Elsa Sichrovsky is a freelance writer. She lives with her family in southern Taiwan.
After graduating from college, I was glad to leave my books and assignments behind and was itching to jump into all the new experiences awaiting me in the workplace. I had been a good student during my college years and I was sure that my foreign language proficiency and good work ethic would land me a challenging job in the field that I was the most interested in. When I did not receive any substantial offers after sending out a first batch of resumes, however, I realized that my new and exciting job wasn’t going to happen as soon as I’d expected.
The Bible has a lot to say about the power of what we say. One of my favorite verses is “Set a guard over my mouth, Lord; keep watch over the door of my lips.”1 Obviously, the Bible was written before the current era of social media and messenger apps, so it’s silent about the potential to either help or hurt when I use my fingers to tap out messages. I recently had an experience that taught me that the biblical warnings about the tongue should guide me to text with equal prayerfulness and prudence.
On the Christmas Eve of my sophomore year in college, I was trying, and failing miserably, to feel “Christmas fuzzies.” Part of it was that the excitement of my freshman year was gone, and I was battling a bout of end-of-semester fatigue, coupled with frustration over an assignment that I’d been struggling with.
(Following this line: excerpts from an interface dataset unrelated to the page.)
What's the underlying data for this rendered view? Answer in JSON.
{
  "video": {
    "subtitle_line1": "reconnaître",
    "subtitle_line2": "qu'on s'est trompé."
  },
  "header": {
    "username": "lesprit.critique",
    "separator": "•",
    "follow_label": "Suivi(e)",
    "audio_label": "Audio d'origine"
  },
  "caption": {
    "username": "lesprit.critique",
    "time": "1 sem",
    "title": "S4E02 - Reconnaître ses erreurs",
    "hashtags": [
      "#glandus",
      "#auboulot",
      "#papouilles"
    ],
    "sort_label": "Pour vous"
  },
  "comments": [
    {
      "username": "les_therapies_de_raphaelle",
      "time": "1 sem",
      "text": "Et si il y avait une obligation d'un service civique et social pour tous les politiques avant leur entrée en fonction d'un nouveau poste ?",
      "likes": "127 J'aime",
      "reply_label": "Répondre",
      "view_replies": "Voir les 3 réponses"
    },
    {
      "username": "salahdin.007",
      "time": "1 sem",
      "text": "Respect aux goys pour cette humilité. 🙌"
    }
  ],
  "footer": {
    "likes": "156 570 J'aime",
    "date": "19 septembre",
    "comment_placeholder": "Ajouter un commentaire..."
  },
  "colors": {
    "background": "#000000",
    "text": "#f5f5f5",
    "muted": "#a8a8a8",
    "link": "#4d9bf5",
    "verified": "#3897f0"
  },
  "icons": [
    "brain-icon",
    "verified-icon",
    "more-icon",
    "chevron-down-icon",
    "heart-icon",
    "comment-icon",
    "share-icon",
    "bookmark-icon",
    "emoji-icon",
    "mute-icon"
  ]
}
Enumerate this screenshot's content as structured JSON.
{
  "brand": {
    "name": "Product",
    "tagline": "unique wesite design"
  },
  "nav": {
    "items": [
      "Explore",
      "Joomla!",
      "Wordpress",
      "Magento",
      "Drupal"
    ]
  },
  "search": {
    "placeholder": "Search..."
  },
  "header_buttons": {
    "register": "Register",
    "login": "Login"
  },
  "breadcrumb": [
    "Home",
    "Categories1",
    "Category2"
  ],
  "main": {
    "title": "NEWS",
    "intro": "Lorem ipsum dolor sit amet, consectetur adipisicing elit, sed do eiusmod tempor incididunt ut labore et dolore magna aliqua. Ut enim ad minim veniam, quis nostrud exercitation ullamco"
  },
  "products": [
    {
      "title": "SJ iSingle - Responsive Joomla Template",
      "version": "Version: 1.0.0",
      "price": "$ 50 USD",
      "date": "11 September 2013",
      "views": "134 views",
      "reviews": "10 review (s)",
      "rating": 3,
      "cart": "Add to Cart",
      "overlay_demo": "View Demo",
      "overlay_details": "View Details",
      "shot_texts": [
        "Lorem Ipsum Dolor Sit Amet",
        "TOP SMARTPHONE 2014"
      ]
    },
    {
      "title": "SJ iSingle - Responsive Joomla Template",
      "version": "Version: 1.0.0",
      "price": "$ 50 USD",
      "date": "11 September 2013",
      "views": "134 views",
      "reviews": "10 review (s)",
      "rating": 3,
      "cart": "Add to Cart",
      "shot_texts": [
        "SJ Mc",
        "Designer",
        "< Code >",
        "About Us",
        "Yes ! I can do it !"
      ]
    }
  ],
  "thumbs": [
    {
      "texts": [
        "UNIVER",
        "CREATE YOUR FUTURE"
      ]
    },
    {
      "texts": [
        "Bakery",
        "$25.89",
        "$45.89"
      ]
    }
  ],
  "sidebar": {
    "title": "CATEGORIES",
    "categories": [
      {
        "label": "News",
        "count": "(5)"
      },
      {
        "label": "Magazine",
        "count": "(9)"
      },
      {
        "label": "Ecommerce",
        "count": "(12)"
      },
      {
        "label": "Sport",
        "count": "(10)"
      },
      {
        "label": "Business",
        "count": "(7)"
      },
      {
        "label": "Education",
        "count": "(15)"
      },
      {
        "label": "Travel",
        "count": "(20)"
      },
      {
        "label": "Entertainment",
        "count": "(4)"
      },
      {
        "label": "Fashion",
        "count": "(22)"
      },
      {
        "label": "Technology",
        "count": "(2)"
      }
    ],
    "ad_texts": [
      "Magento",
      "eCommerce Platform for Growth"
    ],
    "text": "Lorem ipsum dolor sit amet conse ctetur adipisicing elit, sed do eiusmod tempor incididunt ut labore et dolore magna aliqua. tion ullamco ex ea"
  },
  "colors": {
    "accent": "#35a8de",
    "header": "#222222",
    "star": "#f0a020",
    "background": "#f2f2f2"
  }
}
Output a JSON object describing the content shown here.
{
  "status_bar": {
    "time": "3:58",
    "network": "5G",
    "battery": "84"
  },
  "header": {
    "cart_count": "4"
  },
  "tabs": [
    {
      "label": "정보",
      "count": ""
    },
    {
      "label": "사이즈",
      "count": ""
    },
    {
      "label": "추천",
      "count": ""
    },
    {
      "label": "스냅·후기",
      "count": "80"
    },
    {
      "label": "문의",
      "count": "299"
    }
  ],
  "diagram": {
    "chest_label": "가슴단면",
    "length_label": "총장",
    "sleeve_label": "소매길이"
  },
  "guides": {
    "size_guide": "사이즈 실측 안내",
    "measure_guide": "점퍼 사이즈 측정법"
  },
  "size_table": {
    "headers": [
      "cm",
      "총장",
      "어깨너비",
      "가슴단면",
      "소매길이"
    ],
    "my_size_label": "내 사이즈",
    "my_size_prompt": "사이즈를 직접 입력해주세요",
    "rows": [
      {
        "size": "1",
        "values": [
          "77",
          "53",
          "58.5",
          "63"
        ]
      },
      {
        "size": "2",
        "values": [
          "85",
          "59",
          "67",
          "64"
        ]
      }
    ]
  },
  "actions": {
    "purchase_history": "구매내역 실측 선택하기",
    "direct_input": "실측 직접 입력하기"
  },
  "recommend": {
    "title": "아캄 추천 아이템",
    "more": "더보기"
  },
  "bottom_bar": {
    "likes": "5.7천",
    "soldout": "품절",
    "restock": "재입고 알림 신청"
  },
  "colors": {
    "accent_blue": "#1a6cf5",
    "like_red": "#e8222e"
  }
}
I sat waiting outside my professor’s office to discuss the aforementioned problematic paper, while reminiscing wistfully on the carefree good cheer of childhood Christmas festivities.
Arguments with my parents marred my college years. We argued about how much time I spent on expanding my social life, my newfound love for television talk shows, my desire to buy a motorcycle, and a myriad of other things that are trivial in retrospect but were highly emotional issues for me. At the time, I saw my parents as old-fashioned guardians who were blocking my way to the full enjoyment of the prime of my life.
I was raised in a Christian home by dedicated Christian parents. We prayed before we went out, whenever we got in the car, before we cooked, before we started our homework, and of course, before going to sleep. The bookshelves were full of children’s devotional books and Bibles, and we watched Bible cartoons in the evenings.
As I was skimming headlines on an online news website, I saw this headline: “He’s a Fighter: Guo Youming Won’t Succumb to Rare Disease.” Intrigued, I clicked on the article and started reading Guo Youming’s incredible story.
As a child, his mother noticed that he walked unsteadily and had frequent falls. His condition worsened until he was diagnosed with muscular dystrophy at age seven.
I was on my way to visit a friend. As the bus approached the hospital where she was staying, a nervous shudder went through me, and I fumbled for a fitting greeting. My friend had always been sickly, and within the past year, she’d struggled to fight off several aggressive infections. Now, a major surgery had resulted in complications.
A few years ago, I was involved in a volunteer project that operated a meal center for underprivileged students. For the first two years, I helped with cleaning the kitchen, shopping for food supplies, and meal preparation. I felt a sense of pride in helping to produce well-balanced, delicious, yet economical meals. My diligence was recognized by the organization’s leaders and I was given greater responsibility managing the funding and designing the menu.
As a child, I had a lazy eye and blurred vision, which made it necessary for me to wear glasses from the time I was seven years old. In order to keep my myopia from worsening, I had strict limits on my reading—no reading at night, and any reading only allowed when sitting at a desk with a bright desk lamp and proper posture. Watching television or movies was something that had to be minimized, along with other eye-straining hobbies, such as painting, sewing, and crafts.
Not long ago, I confided to a friend that I felt overwhelmed with stress and anxiety over my work. She suggested that I spend more time meditating on God’s goodness and studying His Word as an antidote. “But I don’t have time!” I protested.
“What do you mean, you don’t have time?” she queried with a twinkle in her eye.